Ethiopia has urged Boeing to review its flight control technology after a preliminary report found that the pilot flying the doomed flight was not at fault when the plane crashed.
Ethiopian investigators found that pilots on the Boeing 737 Max flight, which crashed and killed all 157 on board, followed all correct procedures but were unable to control the flight.
“The crew performed all the procedures repeatedly provided by the manufacturer but was not able to control the aircraft,” Transport Minister Dagmawit Moges told a news conference today while presenting the outlines of a preliminary report, which is expected to be published in full by Friday.
She added: “Since repetitive uncommanded aircraft nose down conditions are noticed … it is recommended that the aircraft control system shall be reviewed by the manufacturer."
Since the crash earlier this month, Boeing has grounded its entire global fleet of the 737 Max aircraft.
Ethiopian Airlines group chief executive Tewolde GebreMariam said the flyer was proud of the pilots in charge of the flight.
“All of us at Ethiopian Airlines are still going through deep mourning for the loss of our loved ones,” he said.
“We are very proud of our pilots’ compliances to follow the emergency procedures and high level of professional performances in such extremely difficult situations.”
Boeing has unveiled a software patch for the 737 Max after fatal crashes in Indonesia and Ethiopia.

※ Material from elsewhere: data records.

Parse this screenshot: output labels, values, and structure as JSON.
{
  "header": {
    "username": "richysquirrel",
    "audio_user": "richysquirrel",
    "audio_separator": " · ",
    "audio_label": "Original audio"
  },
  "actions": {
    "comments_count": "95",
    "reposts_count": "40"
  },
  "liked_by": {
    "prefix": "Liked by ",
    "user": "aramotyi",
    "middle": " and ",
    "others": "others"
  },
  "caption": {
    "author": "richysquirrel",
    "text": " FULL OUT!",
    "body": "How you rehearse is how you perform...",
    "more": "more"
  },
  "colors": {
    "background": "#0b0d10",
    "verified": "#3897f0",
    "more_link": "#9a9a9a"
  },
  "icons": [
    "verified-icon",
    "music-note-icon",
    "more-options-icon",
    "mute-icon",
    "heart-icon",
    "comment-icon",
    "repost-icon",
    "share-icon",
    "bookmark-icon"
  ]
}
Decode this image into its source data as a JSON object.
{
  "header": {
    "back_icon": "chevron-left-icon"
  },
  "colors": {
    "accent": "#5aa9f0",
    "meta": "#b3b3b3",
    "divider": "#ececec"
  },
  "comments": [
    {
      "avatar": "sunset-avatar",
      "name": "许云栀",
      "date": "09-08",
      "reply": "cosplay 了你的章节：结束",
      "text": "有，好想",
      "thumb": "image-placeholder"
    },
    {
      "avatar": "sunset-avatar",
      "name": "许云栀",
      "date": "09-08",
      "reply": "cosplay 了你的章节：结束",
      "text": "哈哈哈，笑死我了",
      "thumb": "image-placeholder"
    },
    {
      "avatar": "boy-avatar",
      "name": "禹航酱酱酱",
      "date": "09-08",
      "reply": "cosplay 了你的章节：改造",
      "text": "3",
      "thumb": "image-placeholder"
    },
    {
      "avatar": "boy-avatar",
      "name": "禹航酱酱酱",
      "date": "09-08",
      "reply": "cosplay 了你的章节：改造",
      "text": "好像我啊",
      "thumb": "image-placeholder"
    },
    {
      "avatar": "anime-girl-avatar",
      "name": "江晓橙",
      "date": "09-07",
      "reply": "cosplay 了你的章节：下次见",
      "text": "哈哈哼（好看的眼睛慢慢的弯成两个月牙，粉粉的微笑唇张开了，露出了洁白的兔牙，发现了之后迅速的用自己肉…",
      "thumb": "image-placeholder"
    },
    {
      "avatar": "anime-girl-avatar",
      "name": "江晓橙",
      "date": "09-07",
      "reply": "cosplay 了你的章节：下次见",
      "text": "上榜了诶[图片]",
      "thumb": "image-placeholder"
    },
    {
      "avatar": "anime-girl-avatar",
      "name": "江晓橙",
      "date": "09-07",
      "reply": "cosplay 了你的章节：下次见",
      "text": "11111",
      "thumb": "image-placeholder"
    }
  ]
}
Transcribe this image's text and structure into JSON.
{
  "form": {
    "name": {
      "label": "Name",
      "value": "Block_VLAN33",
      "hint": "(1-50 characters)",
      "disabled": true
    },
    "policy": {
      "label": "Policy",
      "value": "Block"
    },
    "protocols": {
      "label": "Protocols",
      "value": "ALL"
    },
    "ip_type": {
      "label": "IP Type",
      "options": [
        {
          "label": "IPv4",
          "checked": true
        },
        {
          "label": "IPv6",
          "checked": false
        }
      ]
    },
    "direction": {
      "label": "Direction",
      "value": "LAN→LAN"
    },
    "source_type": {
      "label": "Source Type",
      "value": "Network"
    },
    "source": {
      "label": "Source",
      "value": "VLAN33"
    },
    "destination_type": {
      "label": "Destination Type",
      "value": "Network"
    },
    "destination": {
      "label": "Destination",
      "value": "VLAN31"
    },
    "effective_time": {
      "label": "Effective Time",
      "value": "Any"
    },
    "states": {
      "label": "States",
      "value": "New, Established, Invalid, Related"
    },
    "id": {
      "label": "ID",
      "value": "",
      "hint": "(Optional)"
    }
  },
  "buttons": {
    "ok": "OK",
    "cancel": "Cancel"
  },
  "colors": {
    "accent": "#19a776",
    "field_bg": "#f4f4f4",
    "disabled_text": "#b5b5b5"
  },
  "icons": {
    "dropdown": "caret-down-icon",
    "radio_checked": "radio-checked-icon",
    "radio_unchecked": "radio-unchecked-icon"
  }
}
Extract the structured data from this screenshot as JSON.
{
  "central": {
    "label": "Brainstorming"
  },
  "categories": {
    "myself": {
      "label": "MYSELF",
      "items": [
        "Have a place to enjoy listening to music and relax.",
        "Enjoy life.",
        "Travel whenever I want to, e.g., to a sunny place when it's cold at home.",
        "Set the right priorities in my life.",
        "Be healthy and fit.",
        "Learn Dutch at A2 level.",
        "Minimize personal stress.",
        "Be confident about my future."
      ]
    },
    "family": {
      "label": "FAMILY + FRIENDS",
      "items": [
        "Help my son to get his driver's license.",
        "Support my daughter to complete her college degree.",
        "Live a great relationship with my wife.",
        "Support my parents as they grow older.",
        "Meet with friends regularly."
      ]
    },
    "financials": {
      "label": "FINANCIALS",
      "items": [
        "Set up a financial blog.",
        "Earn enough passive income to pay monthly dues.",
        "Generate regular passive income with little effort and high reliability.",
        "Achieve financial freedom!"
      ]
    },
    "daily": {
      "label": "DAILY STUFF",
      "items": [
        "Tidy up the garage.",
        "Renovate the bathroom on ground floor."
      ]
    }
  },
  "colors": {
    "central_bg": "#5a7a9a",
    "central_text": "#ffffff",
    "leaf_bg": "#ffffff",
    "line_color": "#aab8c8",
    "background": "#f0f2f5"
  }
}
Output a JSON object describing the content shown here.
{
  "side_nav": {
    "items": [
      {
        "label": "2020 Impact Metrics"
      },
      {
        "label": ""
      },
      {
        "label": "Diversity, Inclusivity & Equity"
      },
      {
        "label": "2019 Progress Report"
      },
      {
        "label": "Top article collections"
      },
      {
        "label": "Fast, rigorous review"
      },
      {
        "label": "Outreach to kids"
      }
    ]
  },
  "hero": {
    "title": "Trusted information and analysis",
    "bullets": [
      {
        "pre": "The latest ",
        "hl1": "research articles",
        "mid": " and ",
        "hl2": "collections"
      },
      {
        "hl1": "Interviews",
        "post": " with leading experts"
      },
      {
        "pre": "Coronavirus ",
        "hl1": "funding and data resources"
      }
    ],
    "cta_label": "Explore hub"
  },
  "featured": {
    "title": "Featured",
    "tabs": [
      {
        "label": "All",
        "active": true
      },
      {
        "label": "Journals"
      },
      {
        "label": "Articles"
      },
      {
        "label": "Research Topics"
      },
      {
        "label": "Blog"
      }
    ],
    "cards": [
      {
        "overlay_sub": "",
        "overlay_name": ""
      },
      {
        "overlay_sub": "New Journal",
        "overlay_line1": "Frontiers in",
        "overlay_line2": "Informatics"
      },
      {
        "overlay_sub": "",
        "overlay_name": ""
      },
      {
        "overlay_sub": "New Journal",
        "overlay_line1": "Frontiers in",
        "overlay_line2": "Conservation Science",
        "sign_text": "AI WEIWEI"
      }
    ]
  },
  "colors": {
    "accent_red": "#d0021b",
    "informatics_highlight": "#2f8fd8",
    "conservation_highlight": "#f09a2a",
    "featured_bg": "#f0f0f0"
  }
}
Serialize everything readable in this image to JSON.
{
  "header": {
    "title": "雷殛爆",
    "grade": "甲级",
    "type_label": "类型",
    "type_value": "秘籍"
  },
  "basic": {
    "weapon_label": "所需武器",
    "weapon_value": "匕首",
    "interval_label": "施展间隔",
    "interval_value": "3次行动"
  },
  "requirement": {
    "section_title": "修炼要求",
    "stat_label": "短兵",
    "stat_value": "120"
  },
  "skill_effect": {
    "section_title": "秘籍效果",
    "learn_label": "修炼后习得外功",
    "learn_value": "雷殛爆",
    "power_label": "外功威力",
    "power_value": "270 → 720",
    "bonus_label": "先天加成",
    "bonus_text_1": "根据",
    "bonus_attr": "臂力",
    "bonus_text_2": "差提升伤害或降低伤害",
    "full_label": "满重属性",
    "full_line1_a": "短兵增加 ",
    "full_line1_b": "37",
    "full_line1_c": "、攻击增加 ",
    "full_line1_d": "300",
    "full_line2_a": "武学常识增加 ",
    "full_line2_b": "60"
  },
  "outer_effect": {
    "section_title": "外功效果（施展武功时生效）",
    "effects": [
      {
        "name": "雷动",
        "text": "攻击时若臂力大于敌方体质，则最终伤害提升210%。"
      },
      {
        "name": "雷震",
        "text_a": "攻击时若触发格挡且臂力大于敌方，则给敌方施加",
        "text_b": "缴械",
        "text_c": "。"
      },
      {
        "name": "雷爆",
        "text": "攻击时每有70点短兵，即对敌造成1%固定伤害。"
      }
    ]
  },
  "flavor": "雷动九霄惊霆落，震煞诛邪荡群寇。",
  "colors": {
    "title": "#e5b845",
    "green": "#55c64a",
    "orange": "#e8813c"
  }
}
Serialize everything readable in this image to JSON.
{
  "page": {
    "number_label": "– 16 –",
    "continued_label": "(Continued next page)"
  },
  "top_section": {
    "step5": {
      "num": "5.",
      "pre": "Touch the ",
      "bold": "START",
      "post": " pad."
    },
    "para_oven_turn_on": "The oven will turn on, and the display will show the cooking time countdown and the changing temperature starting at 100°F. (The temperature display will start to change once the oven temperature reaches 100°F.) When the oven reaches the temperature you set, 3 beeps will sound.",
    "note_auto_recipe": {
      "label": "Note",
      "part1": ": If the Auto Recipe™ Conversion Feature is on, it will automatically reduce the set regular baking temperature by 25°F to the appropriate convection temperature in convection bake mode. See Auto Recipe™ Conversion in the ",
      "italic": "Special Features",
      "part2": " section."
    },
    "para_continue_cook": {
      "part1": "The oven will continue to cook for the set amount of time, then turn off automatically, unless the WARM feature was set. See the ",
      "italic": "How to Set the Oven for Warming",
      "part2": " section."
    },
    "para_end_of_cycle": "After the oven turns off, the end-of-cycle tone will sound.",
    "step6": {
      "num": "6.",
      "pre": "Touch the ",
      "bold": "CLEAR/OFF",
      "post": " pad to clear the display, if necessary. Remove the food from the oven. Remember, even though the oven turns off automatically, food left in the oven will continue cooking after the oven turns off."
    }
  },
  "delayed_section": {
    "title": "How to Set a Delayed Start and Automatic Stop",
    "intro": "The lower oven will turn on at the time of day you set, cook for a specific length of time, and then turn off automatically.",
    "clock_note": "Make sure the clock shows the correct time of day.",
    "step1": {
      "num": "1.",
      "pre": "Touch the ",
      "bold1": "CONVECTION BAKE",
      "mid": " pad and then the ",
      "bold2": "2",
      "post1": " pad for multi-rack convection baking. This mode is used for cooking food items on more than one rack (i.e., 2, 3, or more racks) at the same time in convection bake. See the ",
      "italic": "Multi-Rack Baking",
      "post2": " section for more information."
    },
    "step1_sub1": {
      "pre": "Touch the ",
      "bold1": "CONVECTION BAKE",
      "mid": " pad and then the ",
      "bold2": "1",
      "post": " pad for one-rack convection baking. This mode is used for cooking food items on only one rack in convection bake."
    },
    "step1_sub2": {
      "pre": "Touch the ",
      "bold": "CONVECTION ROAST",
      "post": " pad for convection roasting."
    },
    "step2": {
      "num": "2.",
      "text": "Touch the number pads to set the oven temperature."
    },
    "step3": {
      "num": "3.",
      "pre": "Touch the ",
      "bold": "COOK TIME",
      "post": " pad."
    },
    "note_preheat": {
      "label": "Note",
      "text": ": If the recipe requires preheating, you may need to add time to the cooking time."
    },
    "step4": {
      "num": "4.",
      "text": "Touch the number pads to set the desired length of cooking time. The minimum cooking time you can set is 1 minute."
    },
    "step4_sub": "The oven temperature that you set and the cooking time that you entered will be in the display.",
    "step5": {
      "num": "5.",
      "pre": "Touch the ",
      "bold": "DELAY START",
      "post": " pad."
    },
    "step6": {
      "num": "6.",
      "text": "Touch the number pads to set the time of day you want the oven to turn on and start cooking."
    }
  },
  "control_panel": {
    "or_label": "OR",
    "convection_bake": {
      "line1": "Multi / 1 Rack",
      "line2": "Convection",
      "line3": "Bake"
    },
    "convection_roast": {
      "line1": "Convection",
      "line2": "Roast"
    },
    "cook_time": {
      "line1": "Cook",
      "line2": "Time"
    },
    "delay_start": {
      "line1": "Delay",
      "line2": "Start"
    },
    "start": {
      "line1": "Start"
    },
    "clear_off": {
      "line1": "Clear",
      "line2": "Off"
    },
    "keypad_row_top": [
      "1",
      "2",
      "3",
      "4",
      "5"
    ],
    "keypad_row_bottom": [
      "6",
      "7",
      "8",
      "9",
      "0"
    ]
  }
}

The plane’s anti-stall system has been seen as a possible factor in the disasters.